1. Secure Attachment—where a person feels secure that their parent or adult mate will be available, responsive and helpful.
2. Anxious Resistive Attachment---where the person is uncertain if their parent or mate will be available.
3. Anxious Avoidant Attachment—where the person has no confidence that their parent or mate will be there to meet their needs. In fact, they come to expect rejection.
In the early stages of our work, we explored Cynthia’s history, replete with early rejection and abandonment. Not only had she experienced rejection as a child, but the early years as an adult had been quite unsatisfactory as well.
Karl had also experienced a great deal of rejection. While Cynthia learned to deal with her rejection by anxiously seeking connection and angrily withdrawing when her needs weren’t met, Karl had become accustomed to retreating quickly and soundly. He had perfected the art of clamming up, withdrawing and insulating himself from Cynthia’s demands for connection. Clearly her pushing and his withdrawing had led them into a combative, anxiety-driven relationship.
Together we worked on changing their patterns and moving into a healthier way of connecting. It included the following steps:
1. Agree together to end their destructive dance.
Karl and Cynthia agreed that, largely stemming from early life patterns, they had developed some unhealthy patterns of anxiously seeking reassurances, criticizing and withdrawing. Both had developed a strong, agitated Protective Self that covered feelings of insecurity, abandonment and rejection. However, attacking and withdrawing would not help their healing.
2. Agreeing our mate needs our help to heal.
Both agreed that they could be instrumental in helping their mate heal from early childhood trauma and abandonment. Recognizing their wounds, claiming them and determining to end trying to force their mate to fix them, would not work. However, their mate, through gentle encouragement, affection and trust, could help them heal.
3. End criticism and anxious attacking.
Anxiously striving to make their mate behave the way they wanted them to behave would not work. Gentle encouragement and helping each other feel secure could work. Both wanted to help their mate.

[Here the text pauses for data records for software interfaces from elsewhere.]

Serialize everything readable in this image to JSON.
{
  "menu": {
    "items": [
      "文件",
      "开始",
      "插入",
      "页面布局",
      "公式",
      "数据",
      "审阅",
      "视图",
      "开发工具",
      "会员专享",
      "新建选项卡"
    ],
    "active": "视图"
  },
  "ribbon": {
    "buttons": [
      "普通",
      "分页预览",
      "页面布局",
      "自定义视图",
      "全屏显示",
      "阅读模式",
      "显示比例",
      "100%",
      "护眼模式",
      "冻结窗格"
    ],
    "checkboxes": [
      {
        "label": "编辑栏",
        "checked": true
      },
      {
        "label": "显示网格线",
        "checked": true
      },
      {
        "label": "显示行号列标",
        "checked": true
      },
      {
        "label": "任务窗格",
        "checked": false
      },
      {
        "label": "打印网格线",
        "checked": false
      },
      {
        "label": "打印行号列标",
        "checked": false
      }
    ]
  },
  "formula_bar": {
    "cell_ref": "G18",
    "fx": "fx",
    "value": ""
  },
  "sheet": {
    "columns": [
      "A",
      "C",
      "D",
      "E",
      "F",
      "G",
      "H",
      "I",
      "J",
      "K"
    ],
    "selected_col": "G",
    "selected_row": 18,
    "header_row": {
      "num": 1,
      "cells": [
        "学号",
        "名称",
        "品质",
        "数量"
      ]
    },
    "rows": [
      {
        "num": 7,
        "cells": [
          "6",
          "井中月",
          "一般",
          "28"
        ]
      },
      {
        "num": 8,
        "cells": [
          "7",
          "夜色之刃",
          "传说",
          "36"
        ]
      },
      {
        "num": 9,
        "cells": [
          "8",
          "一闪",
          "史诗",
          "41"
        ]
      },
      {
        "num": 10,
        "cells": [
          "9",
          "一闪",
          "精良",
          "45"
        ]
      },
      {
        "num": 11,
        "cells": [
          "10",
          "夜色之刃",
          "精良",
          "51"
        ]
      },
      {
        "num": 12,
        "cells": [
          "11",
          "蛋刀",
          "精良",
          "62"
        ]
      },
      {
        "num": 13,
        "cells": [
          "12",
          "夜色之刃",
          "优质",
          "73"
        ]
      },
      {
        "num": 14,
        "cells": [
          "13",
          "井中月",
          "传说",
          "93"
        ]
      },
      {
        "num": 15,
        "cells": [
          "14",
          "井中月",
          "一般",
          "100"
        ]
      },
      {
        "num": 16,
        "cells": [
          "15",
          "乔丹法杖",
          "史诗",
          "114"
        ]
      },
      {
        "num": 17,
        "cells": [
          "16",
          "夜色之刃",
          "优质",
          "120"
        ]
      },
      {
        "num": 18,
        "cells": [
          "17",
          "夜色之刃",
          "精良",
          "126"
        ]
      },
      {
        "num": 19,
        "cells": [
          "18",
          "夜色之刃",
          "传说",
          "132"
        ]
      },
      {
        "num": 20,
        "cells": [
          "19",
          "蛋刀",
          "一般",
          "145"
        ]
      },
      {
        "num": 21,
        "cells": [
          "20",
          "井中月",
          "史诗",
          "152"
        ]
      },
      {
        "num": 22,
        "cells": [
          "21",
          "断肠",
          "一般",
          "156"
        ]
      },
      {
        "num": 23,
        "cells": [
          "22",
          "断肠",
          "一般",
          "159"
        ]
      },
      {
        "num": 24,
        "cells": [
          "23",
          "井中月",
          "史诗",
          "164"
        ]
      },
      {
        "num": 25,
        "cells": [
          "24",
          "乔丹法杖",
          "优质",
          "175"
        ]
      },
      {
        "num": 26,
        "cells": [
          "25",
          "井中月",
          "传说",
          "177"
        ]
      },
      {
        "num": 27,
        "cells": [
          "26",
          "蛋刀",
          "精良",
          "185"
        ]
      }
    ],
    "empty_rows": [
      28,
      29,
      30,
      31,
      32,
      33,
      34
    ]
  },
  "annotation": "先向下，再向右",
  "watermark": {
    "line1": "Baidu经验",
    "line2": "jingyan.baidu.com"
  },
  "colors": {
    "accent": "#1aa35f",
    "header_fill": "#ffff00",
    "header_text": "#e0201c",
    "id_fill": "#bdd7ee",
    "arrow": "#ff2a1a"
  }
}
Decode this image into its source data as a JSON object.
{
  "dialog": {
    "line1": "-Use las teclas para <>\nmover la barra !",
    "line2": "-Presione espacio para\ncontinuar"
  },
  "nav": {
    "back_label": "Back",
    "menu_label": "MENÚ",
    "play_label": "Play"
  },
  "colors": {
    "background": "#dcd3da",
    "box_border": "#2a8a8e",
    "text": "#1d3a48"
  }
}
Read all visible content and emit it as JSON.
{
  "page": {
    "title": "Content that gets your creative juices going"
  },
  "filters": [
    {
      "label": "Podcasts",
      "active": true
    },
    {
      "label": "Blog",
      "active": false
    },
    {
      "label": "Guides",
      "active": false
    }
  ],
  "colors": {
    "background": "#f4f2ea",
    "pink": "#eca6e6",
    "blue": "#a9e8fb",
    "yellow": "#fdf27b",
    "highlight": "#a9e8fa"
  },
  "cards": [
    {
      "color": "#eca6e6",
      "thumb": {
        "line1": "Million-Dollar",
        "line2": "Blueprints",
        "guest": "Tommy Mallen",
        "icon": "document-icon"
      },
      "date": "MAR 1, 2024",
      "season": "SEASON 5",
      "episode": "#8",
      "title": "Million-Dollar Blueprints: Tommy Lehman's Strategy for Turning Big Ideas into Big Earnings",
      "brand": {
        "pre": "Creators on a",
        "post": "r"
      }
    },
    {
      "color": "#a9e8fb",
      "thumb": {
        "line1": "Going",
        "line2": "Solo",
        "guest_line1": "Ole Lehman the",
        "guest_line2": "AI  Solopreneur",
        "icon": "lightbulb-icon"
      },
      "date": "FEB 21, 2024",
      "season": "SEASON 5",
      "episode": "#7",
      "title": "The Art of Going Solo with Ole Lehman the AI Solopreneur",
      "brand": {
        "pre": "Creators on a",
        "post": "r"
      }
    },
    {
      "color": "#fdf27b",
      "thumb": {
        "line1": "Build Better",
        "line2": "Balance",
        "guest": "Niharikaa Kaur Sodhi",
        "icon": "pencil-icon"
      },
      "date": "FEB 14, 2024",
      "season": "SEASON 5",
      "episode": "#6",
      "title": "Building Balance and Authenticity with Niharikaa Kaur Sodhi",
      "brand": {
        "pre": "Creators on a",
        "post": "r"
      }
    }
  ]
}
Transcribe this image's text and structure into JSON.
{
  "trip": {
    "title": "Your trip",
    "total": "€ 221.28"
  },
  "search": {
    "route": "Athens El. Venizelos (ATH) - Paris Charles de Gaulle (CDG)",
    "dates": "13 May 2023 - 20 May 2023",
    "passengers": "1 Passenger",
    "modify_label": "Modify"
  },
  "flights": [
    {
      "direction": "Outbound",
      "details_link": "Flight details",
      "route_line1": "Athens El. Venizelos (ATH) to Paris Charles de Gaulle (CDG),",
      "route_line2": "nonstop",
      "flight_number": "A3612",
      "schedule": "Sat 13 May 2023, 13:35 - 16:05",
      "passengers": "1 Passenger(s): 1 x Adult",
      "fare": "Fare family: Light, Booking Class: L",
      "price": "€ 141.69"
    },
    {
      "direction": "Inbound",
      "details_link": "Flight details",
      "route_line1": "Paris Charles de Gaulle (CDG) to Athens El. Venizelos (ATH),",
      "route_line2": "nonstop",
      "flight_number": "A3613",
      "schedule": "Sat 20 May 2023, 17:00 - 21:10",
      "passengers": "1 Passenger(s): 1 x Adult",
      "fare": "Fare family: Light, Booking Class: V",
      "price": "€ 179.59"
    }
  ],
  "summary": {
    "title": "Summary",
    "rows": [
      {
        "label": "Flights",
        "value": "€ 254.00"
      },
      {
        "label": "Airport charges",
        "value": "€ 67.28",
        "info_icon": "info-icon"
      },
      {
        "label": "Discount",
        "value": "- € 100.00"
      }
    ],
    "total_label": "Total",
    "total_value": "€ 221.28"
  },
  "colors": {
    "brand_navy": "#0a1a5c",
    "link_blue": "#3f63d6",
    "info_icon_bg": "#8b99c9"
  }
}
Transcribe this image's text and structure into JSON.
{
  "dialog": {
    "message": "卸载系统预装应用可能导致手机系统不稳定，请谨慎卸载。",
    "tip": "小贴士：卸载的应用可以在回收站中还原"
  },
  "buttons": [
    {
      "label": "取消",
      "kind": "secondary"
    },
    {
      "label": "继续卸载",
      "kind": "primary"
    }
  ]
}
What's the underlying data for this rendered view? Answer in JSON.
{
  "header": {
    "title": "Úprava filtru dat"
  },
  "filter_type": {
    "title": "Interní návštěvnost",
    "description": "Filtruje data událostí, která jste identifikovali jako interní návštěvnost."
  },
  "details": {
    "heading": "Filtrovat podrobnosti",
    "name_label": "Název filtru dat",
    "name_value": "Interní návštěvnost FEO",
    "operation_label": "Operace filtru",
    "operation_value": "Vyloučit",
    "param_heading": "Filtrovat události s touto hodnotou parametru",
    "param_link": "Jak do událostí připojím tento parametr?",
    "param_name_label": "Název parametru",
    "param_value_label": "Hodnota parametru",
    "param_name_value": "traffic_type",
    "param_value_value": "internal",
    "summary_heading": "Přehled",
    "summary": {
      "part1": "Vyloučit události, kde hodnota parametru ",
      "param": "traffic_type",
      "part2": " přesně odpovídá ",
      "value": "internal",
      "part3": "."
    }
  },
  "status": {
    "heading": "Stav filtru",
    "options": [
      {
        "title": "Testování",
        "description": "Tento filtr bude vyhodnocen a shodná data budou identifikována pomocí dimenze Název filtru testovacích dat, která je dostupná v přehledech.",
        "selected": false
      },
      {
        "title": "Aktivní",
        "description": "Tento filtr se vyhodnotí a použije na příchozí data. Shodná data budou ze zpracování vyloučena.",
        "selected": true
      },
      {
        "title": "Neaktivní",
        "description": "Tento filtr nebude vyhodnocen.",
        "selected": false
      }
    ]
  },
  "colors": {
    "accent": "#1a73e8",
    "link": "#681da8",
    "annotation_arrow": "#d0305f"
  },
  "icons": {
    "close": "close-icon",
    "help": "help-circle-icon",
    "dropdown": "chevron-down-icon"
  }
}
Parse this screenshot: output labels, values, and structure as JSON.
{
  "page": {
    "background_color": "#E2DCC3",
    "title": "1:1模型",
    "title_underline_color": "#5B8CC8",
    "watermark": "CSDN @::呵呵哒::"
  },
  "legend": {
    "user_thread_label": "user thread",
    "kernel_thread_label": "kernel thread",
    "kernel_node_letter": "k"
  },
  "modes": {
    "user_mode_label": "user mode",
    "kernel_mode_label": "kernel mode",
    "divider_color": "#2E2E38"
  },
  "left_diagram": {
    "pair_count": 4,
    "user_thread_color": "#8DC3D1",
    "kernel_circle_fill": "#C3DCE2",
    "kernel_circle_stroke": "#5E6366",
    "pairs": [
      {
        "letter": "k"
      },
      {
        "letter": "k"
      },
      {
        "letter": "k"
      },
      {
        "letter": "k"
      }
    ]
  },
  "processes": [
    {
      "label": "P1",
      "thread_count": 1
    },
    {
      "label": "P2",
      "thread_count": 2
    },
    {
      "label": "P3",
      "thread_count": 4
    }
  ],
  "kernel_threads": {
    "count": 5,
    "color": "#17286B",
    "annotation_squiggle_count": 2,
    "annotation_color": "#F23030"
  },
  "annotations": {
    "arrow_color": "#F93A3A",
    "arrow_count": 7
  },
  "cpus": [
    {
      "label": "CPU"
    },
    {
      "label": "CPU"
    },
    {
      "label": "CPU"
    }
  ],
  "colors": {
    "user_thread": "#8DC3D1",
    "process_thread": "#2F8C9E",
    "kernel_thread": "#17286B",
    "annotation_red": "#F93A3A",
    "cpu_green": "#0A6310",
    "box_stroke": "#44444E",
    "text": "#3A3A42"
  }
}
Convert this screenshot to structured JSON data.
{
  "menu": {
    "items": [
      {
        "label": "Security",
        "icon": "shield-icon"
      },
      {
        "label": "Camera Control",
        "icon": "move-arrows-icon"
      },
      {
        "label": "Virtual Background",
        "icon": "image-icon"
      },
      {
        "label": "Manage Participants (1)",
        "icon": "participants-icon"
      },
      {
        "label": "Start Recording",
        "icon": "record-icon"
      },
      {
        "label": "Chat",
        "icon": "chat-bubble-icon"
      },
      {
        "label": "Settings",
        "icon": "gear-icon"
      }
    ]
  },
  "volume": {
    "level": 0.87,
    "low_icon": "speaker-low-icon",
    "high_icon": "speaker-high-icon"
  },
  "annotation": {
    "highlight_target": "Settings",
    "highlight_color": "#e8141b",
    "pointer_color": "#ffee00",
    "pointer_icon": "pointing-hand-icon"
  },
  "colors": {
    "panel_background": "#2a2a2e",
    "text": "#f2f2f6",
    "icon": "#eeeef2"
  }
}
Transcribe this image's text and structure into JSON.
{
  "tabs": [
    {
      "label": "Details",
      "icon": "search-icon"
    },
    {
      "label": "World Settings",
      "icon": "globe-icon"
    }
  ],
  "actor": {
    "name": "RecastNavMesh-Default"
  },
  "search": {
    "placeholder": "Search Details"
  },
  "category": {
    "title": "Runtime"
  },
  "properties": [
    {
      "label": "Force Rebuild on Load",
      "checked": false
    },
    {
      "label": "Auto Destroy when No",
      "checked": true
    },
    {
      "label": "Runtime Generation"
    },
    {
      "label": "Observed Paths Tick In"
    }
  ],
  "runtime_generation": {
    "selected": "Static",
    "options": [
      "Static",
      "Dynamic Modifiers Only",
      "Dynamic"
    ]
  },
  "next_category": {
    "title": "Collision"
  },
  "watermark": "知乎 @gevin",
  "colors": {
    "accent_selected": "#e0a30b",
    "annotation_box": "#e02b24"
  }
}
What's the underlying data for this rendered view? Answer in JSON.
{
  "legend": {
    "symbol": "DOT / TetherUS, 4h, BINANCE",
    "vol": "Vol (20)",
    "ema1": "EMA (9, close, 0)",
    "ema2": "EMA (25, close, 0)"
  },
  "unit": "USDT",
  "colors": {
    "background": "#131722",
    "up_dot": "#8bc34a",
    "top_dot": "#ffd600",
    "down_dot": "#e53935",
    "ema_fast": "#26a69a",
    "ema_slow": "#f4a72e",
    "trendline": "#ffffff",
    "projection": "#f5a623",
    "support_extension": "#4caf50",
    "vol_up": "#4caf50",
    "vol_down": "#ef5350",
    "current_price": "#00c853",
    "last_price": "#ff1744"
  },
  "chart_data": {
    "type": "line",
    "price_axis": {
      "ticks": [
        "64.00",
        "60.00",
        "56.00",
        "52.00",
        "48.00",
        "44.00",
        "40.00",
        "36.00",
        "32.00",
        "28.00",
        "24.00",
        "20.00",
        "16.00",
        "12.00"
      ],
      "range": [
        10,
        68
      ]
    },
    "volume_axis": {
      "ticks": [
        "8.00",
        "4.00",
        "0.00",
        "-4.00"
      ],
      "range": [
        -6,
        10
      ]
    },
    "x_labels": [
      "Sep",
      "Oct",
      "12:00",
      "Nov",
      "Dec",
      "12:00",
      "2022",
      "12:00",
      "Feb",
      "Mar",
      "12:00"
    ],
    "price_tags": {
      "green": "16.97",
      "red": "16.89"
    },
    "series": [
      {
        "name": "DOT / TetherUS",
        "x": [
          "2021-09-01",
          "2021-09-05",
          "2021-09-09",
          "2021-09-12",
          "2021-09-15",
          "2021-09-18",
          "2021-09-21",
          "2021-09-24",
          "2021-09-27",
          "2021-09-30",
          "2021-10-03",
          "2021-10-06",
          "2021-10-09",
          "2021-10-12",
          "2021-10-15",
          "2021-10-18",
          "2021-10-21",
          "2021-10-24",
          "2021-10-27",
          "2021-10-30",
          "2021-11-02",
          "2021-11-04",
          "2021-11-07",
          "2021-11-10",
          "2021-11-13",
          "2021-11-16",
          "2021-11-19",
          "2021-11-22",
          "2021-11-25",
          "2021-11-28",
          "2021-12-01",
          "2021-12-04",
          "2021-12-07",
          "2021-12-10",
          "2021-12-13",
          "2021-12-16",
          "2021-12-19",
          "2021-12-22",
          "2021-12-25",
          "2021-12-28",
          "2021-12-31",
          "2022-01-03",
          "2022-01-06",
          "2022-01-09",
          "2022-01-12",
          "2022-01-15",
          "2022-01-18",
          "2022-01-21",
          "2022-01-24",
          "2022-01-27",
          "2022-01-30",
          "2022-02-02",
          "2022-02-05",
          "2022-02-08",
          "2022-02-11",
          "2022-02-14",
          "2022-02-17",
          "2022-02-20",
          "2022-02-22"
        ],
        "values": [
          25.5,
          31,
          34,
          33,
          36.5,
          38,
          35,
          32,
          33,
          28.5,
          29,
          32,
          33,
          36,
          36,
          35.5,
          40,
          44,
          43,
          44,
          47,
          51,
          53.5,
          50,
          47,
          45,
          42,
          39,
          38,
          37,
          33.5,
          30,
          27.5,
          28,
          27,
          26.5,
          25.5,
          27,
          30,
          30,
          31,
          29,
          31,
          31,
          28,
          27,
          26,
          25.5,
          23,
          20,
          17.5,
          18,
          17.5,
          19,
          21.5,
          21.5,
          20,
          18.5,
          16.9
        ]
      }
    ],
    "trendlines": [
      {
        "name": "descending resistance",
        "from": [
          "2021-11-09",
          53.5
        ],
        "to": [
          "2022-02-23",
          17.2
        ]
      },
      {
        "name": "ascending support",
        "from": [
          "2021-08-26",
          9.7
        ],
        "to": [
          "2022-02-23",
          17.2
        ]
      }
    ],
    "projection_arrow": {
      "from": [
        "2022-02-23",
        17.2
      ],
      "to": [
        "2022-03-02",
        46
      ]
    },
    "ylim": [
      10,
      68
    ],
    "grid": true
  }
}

Both wanted to show love and tenderness, and given encouragement and kindness, would be more inclined to offer those qualities to their mate.
4. Recognize when each is slipping back into anxious attacking.
Instead of attacking as a way to get more love and attention, Karl and Cynthia dedicated themselves to recognize when the other was feeling either abandoned or overwhelmed, and to cue each other to act different. Both were dedicated to gently confront the other and bring them into healthy connection.
5. Reassure the other that they are emotionally available.
They agreed to repeatedly use the phrase, “I’m here for you. What do you need?” They reminded each other that they would not always be able to meet their mate’s needs, but with understanding and kindness, would be far more available then if faced with criticism and accusations.
Solomon might have been speaking about connections in relationships when he said, “A glad heart makes a cheerful face, but by sorrow of heart the spirit is crushed. The heart of him who seeks understanding seeks knowledge, but the mouths of fools feed on folly.” (Proverbs 15:13-14)
Karl and Cynthia left the Marriage Recovery Center emotionally connected. While their marriage isn’t perfect, they moved from anxious attachment, criticism and angry withdrawing to gentle correction, kindness and loving reassurances. They know how to ask for what they need and know their mate is ready and willing to give it.
Consider the quality of attachment in your marriage. Are you anxiously attached or securely attached? Do you have the confidence that your mate hears you and is available to meet your emotional needs?
For more advice and encouragement on this topic from Dr. Hawkins, check out this related video on YouTube.
Share your feedback or send a confidential note to me at email@example.com and read more about The Marriage Recovery Center on my website www.marriagerecoverycenter.com and yourrelationshipdoctor.com. You’ll find videos and podcasts on saving a troubled marriage, codependency and affair-proofing your marriage.